25 Must-See Music Documentaries

Our favorite of this week’s several fine indie releases is Searching for Sugar Man, Swedish filmmaker Malik Bendjelloul’s investigative profile of Sixto Rodriguez, a singer/songwriter who should have been a giant star in the early 1970s and instead faded into obscurity (and then became a cult sensation in New Zealand, Australia, and apartheid-era South Africa). Bendjelloul’s warm, kind film is both a showcase for terrific music and a compelling human interest story; it deserves a place alongside the best music documentaries, and since it reminded us of them, we thought we’d compile a list of our favorite music docs. It’s a list that’s constantly in flux, so we’ve included some alternates (as well as where you can see them); we’d love to hear yours as well. Check it out after the jump.


Michael Wadleigh’s 1970 portrait of the iconic 1969 music festival is a gloriously living, breathing film, a pulsating document of one of the most remarkable moments in all of pop culture. It may well be the greatest concert film ever made — and one of the greatest documentaries as well. Even if it isn’t, has there ever been a doc that is so much pure fun to watch? Much of that fun is in the assembly; the film was edited, from 120 miles of raw footage (they shot most of the weekend, and sometimes had over a dozen cameras going), by a team headed up by a young Martin Scorsese and his future editor, the great Thelma Schoonmaker. They cut to the rhythms of the music, with a variety of visuals and a proximity to the players that is stunning, and the exhilarating split-screen editing may have become a cliché in the years past, but it is so effectively done here, it gobsmacks you. But it’s not just a concert film; their documentary footage gives the viewer a genuine sense of the time and the place, of what it must have been like to be there at that remarkable moment.

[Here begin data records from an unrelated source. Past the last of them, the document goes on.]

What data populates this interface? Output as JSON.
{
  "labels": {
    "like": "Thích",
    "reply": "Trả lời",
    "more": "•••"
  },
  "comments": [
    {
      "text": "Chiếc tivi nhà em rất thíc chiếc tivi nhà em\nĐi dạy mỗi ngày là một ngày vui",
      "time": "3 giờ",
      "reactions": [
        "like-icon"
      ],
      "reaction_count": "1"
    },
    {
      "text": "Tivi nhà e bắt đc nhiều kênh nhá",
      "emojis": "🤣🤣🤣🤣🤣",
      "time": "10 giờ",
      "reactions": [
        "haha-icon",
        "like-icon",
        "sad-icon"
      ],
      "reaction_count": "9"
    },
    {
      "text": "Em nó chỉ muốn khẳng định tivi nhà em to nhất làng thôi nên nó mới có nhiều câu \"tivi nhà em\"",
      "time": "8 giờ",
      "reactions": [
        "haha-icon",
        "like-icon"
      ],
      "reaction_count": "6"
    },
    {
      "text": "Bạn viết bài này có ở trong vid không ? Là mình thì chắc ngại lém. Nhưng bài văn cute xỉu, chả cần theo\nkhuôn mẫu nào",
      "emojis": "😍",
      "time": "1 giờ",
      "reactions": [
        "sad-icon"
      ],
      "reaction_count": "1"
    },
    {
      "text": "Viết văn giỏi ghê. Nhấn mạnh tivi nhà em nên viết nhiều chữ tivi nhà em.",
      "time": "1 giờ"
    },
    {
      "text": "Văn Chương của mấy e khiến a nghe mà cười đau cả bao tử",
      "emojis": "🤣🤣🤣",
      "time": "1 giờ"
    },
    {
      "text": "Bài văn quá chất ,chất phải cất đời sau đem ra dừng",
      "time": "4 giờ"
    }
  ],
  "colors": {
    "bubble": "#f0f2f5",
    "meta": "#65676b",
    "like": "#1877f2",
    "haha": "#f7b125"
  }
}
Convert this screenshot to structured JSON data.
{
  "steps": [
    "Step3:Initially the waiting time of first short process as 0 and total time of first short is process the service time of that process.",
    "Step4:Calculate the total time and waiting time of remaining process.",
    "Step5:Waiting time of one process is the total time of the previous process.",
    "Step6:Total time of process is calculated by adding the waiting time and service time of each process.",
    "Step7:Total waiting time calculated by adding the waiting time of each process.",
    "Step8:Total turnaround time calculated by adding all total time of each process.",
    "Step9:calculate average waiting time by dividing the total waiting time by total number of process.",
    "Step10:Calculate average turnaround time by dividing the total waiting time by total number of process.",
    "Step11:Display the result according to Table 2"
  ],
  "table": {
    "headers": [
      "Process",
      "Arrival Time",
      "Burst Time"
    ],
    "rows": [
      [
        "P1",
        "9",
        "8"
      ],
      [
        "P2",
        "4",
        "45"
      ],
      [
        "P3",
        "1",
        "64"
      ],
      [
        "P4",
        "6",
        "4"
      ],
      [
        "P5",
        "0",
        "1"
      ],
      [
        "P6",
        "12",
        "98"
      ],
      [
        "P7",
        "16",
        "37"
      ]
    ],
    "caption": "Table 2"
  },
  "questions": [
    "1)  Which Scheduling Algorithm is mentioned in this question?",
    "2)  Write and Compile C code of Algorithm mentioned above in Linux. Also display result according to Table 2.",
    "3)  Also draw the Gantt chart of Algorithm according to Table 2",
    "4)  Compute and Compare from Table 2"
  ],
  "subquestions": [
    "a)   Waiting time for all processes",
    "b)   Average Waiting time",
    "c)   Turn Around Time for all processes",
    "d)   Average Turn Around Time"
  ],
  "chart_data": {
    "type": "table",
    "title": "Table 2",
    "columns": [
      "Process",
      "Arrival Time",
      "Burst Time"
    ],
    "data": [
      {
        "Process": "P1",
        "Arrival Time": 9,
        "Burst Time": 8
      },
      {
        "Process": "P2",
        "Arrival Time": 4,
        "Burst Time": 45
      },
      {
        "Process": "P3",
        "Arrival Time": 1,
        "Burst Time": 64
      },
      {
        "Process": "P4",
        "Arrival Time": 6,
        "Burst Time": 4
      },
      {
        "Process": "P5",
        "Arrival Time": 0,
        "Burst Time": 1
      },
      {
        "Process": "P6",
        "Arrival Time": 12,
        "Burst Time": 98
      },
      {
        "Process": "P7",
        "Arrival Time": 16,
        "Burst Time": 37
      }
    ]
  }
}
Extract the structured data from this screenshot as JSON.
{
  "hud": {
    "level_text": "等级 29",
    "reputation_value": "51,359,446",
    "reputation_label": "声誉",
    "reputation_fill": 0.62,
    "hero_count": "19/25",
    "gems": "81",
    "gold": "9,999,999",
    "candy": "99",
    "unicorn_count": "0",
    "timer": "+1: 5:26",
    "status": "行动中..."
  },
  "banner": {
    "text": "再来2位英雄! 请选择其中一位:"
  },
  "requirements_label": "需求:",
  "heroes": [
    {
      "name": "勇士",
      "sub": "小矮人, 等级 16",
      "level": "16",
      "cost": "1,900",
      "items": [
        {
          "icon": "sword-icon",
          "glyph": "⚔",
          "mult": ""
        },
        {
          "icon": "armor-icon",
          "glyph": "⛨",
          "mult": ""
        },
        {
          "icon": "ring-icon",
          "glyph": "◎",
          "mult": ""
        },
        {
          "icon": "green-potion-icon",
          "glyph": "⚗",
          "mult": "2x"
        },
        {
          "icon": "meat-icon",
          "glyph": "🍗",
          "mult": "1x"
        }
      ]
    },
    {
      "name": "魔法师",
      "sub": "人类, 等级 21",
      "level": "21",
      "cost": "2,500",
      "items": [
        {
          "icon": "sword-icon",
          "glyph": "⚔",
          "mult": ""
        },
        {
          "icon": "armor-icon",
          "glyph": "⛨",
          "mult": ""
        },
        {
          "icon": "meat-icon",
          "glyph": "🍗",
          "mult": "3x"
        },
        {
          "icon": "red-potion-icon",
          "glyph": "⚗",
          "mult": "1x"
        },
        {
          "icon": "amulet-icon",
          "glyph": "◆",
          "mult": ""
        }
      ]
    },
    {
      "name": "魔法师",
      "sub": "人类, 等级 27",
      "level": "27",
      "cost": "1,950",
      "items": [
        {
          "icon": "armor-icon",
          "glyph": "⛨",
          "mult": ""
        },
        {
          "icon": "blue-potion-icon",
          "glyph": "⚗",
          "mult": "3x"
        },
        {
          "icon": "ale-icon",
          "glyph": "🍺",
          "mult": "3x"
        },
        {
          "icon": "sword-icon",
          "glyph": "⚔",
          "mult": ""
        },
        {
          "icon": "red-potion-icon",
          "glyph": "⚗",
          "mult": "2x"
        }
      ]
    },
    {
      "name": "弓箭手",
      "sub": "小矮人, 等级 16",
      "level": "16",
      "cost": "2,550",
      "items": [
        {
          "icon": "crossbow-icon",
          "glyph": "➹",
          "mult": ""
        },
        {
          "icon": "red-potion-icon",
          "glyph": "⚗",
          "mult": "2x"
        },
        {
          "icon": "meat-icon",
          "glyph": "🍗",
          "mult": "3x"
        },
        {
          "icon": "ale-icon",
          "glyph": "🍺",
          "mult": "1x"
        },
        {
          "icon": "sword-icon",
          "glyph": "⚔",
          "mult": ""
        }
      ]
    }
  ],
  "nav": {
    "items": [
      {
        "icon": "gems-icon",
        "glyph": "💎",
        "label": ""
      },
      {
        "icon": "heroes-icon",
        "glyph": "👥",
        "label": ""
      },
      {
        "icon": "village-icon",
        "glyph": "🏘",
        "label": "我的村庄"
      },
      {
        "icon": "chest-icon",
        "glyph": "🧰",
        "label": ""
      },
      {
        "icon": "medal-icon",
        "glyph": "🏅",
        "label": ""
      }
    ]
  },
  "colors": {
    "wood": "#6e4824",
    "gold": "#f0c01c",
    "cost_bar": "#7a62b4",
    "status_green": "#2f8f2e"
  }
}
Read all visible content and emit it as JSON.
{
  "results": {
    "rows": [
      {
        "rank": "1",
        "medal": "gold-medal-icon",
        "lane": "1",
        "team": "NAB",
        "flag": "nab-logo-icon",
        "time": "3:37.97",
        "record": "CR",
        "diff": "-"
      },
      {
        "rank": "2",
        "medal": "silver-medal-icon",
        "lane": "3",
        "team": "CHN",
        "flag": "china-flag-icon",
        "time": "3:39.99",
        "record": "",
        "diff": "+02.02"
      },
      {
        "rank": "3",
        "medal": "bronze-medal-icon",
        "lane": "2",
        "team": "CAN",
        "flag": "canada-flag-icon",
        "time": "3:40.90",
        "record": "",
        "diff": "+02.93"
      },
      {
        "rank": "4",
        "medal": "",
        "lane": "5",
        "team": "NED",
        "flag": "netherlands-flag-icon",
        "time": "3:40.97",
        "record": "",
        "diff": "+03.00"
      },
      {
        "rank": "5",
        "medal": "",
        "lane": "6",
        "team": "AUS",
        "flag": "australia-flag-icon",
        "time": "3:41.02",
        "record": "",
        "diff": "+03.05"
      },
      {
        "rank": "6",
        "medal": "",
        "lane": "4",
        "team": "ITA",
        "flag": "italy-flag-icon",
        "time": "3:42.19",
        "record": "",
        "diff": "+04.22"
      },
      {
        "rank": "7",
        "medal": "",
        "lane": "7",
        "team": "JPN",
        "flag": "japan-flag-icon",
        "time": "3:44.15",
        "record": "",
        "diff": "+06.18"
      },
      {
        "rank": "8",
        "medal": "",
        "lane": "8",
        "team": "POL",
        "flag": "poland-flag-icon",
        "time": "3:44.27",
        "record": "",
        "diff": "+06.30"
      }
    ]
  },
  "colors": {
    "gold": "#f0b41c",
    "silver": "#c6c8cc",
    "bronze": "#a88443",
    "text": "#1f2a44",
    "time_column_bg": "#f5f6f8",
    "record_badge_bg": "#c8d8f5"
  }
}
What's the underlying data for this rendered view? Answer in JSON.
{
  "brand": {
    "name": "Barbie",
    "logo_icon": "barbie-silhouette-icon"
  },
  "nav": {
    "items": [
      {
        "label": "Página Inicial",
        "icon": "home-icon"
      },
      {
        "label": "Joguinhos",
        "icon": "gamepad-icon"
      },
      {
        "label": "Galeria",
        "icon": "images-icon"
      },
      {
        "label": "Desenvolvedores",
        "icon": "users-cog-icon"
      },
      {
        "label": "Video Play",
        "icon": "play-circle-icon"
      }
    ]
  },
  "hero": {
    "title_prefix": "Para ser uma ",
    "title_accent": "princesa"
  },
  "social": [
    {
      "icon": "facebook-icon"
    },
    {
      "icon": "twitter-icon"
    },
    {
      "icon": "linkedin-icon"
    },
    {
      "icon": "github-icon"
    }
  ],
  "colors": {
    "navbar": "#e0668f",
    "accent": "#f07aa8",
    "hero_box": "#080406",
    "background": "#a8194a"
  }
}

SEE IT: On Blu-ray, in its 40th anniversary edition, and go ahead and watch the full director’s cut (all three-and-three-quarter hours of it).
ALSO SEE: Monterey Pop, D. A. Pennebaker’s earlier capturing of the 1967 Monterey Pop Festival, which isn’t quite the rock-doc epic that Woodstock is (it runs a scant 79 minutes), but features some terrific performances and fascinating behind-the-scenes footage; Criterion’s expanded edition features several additional performances and full sets by Otis Redding and Jimi Hendrix.